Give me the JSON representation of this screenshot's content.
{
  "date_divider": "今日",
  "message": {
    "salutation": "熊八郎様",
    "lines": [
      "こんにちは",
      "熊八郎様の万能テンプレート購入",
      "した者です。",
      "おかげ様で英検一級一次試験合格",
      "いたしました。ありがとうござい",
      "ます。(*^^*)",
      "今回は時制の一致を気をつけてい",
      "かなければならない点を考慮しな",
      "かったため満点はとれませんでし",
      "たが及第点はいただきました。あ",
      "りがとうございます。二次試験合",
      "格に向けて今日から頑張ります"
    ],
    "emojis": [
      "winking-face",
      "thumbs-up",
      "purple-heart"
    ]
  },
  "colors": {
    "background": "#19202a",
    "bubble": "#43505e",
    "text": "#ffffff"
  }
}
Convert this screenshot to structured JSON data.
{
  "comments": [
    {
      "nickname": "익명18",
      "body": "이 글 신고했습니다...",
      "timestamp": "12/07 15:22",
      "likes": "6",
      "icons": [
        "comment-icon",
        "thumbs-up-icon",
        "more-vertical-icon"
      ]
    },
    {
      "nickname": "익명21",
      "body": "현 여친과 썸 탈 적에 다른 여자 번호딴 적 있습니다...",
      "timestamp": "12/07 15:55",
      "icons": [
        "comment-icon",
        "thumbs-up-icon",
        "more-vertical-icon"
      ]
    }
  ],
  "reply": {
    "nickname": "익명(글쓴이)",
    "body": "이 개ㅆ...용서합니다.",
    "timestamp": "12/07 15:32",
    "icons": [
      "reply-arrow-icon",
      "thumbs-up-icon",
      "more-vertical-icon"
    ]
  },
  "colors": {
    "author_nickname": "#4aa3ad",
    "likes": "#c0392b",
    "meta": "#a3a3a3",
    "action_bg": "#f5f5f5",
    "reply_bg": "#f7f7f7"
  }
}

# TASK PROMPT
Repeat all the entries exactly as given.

# RESULT OF THIS TASK
Give me the JSON representation of this screenshot's content.
{
  "date_divider": "今日",
  "message": {
    "salutation": "熊八郎様",
    "lines": [
      "こんにちは",
      "熊八郎様の万能テンプレート購入",
      "した者です。",
      "おかげ様で英検一級一次試験合格",
      "いたしました。ありがとうござい",
      "ます。(*^^*)",
      "今回は時制の一致を気をつけてい",
      "かなければならない点を考慮しな",
      "かったため満点はとれませんでし",
      "たが及第点はいただきました。あ",
      "りがとうございます。二次試験合",
      "格に向けて今日から頑張ります"
    ],
    "emojis": [
      "winking-face",
      "thumbs-up",
      "purple-heart"
    ]
  },
  "colors": {
    "background": "#19202a",
    "bubble": "#43505e",
    "text": "#ffffff"
  }
}
Convert this screenshot to structured JSON data.
{
  "comments": [
    {
      "nickname": "익명18",
      "body": "이 글 신고했습니다...",
      "timestamp": "12/07 15:22",
      "likes": "6",
      "icons": [
        "comment-icon",
        "thumbs-up-icon",
        "more-vertical-icon"
      ]
    },
    {
      "nickname": "익명21",
      "body": "현 여친과 썸 탈 적에 다른 여자 번호딴 적 있습니다...",
      "timestamp": "12/07 15:55",
      "icons": [
        "comment-icon",
        "thumbs-up-icon",
        "more-vertical-icon"
      ]
    }
  ],
  "reply": {
    "nickname": "익명(글쓴이)",
    "body": "이 개ㅆ...용서합니다.",
    "timestamp": "12/07 15:32",
    "icons": [
      "reply-arrow-icon",
      "thumbs-up-icon",
      "more-vertical-icon"
    ]
  },
  "colors": {
    "author_nickname": "#4aa3ad",
    "likes": "#c0392b",
    "meta": "#a3a3a3",
    "action_bg": "#f5f5f5",
    "reply_bg": "#f7f7f7"
  }
}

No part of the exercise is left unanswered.